■ **Action item**: Leave the pictures out and restate every line below exactly.

*** Dataset entries ***

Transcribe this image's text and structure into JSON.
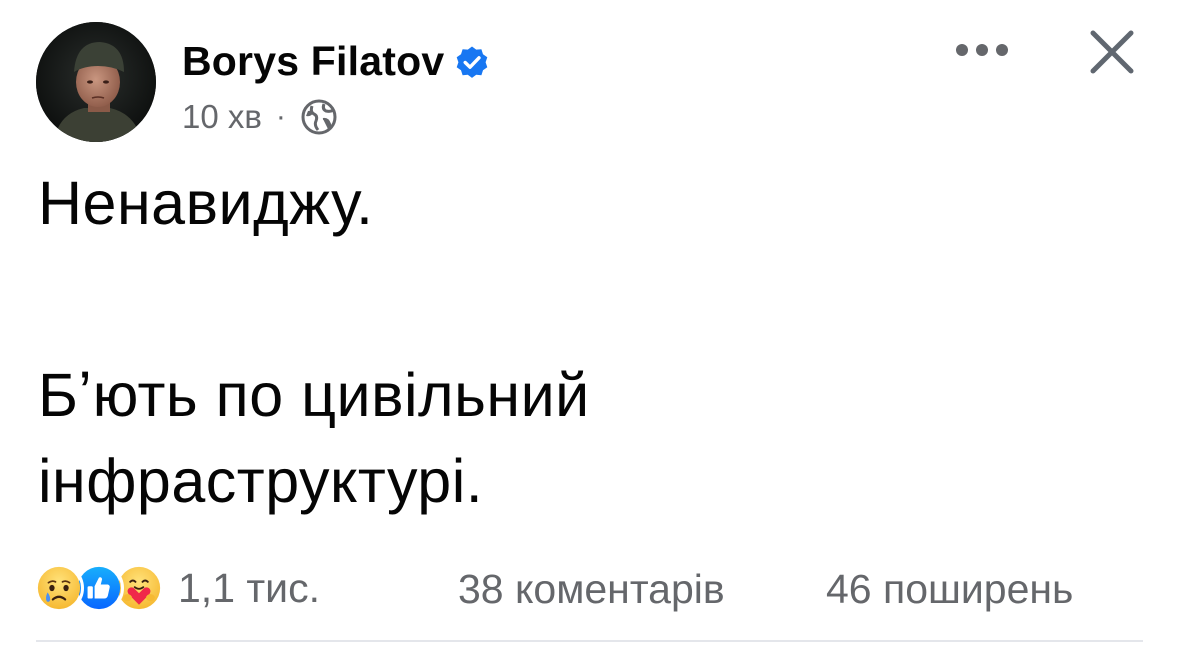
{
  "post": {
    "author": {
      "name": "Borys Filatov",
      "verified": true,
      "avatar": "author-avatar"
    },
    "time": "10 хв",
    "separator": "·",
    "privacy_icon": "globe-icon",
    "menu_icon": "more-horizontal-icon",
    "close_icon": "close-icon",
    "text_lines": [
      "Ненавиджу.",
      "Бʼють по цивільний",
      "інфраструктурі."
    ],
    "reactions": {
      "icons": [
        "sad-reaction-icon",
        "like-reaction-icon",
        "care-reaction-icon"
      ],
      "count": "1,1 тис."
    },
    "comments": "38 коментарів",
    "shares": "46 поширень"
  },
  "colors": {
    "text": "#050505",
    "secondary": "#65676b",
    "facebook_blue": "#1877f2",
    "divider": "#e4e6eb"
  }
}
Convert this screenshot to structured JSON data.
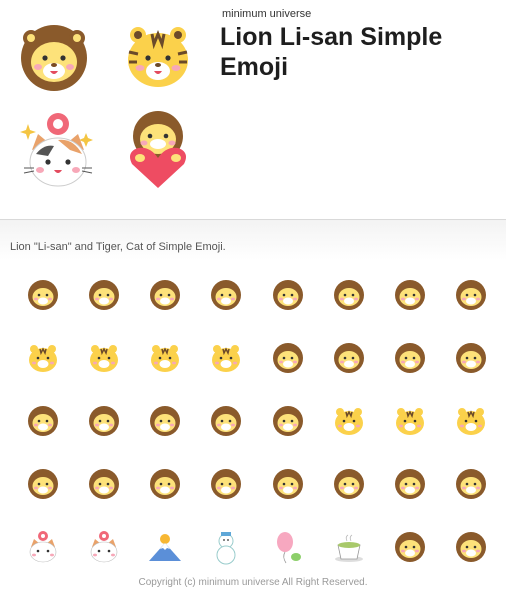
{
  "header": {
    "author": "minimum universe",
    "title": "Lion Li-san Simple Emoji"
  },
  "hero_icons": [
    "lion-face-icon",
    "tiger-face-icon",
    "cat-with-donut-icon",
    "lion-holding-heart-icon"
  ],
  "description": "Lion \"Li-san\" and Tiger, Cat of Simple Emoji.",
  "stickers": [
    [
      "lion",
      "lion",
      "lion",
      "lion",
      "lion",
      "lion",
      "lion",
      "lion"
    ],
    [
      "tiger",
      "tiger",
      "tiger",
      "tiger",
      "lion",
      "lion",
      "lion",
      "lion"
    ],
    [
      "lion",
      "lion",
      "lion",
      "lion",
      "lion",
      "tiger",
      "tiger",
      "tiger"
    ],
    [
      "lion",
      "lion",
      "lion",
      "lion",
      "lion",
      "lion",
      "lion",
      "lion"
    ],
    [
      "cat",
      "cat",
      "mountain",
      "snowman",
      "balloon",
      "cup",
      "lion",
      "lion"
    ]
  ],
  "footer": {
    "copyright": "Copyright (c) minimum universe All Right Reserved."
  },
  "colors": {
    "mane": "#8a5a2b",
    "face": "#fde27a",
    "cheek": "#f7a8b8",
    "heart": "#ee4c62",
    "donut": "#f06878"
  }
}
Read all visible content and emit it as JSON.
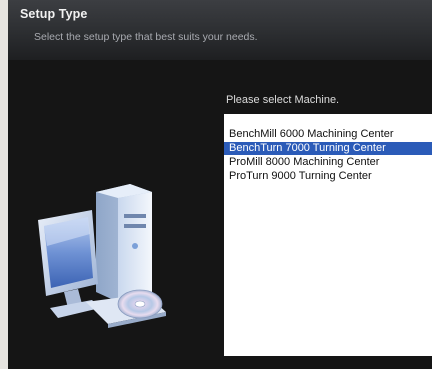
{
  "header": {
    "title": "Setup Type",
    "subtitle": "Select the setup type that best suits your needs."
  },
  "main": {
    "prompt": "Please select Machine.",
    "machines": [
      {
        "label": "BenchMill 6000 Machining Center",
        "selected": false
      },
      {
        "label": "BenchTurn 7000 Turning Center",
        "selected": true
      },
      {
        "label": "ProMill 8000 Machining Center",
        "selected": false
      },
      {
        "label": "ProTurn 9000 Turning Center",
        "selected": false
      }
    ]
  },
  "colors": {
    "header_bg": "#2c2e31",
    "panel_bg": "#151515",
    "selection": "#2b5bb8",
    "page_bg": "#e6e4e0"
  },
  "illustration": {
    "icon": "computer-with-cd-icon"
  }
}
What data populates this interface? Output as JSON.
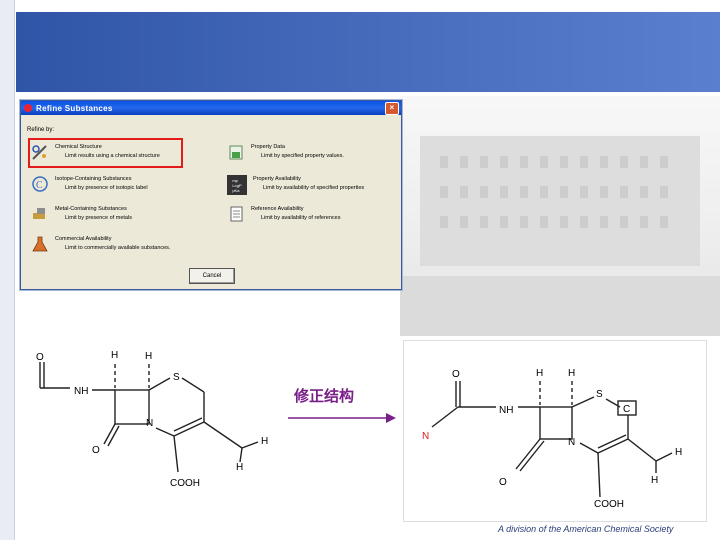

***

■ **Solution for this problem**:
Transcribe this image's text and structure into JSON.
{
  "post": {
    "author": {
      "name": "Borys Filatov",
      "verified": true,
      "avatar": "author-avatar"
    },
    "time": "10 хв",
    "separator": "·",
    "privacy_icon": "globe-icon",
    "menu_icon": "more-horizontal-icon",
    "close_icon": "close-icon",
    "text_lines": [
      "Ненавиджу.",
      "Бʼють по цивільний",
      "інфраструктурі."
    ],
    "reactions": {
      "icons": [
        "sad-reaction-icon",
        "like-reaction-icon",
        "care-reaction-icon"
      ],
      "count": "1,1 тис."
    },
    "comments": "38 коментарів",
    "shares": "46 поширень"
  },
  "colors": {
    "text": "#050505",
    "secondary": "#65676b",
    "facebook_blue": "#1877f2",
    "divider": "#e4e6eb"
  }
}
Convert this screenshot to structured JSON data.
{
  "header": {
    "author": "minimum universe",
    "title": "Lion Li-san Simple Emoji"
  },
  "hero_icons": [
    "lion-face-icon",
    "tiger-face-icon",
    "cat-with-donut-icon",
    "lion-holding-heart-icon"
  ],
  "description": "Lion \"Li-san\" and Tiger, Cat of Simple Emoji.",
  "stickers": [
    [
      "lion",
      "lion",
      "lion",
      "lion",
      "lion",
      "lion",
      "lion",
      "lion"
    ],
    [
      "tiger",
      "tiger",
      "tiger",
      "tiger",
      "lion",
      "lion",
      "lion",
      "lion"
    ],
    [
      "lion",
      "lion",
      "lion",
      "lion",
      "lion",
      "tiger",
      "tiger",
      "tiger"
    ],
    [
      "lion",
      "lion",
      "lion",
      "lion",
      "lion",
      "lion",
      "lion",
      "lion"
    ],
    [
      "cat",
      "cat",
      "mountain",
      "snowman",
      "balloon",
      "cup",
      "lion",
      "lion"
    ]
  ],
  "footer": {
    "copyright": "Copyright (c) minimum universe All Right Reserved."
  },
  "colors": {
    "mane": "#8a5a2b",
    "face": "#fde27a",
    "cheek": "#f7a8b8",
    "heart": "#ee4c62",
    "donut": "#f06878"
  }
}
Read all visible content and emit it as JSON.
{
  "header": {
    "title": "Setup Type",
    "subtitle": "Select the setup type that best suits your needs."
  },
  "main": {
    "prompt": "Please select Machine.",
    "machines": [
      {
        "label": "BenchMill 6000 Machining Center",
        "selected": false
      },
      {
        "label": "BenchTurn 7000 Turning Center",
        "selected": true
      },
      {
        "label": "ProMill 8000 Machining Center",
        "selected": false
      },
      {
        "label": "ProTurn 9000 Turning Center",
        "selected": false
      }
    ]
  },
  "colors": {
    "header_bg": "#2c2e31",
    "panel_bg": "#151515",
    "selection": "#2b5bb8",
    "page_bg": "#e6e4e0"
  },
  "illustration": {
    "icon": "computer-with-cd-icon"
  }
}
What data populates this interface? Output as JSON.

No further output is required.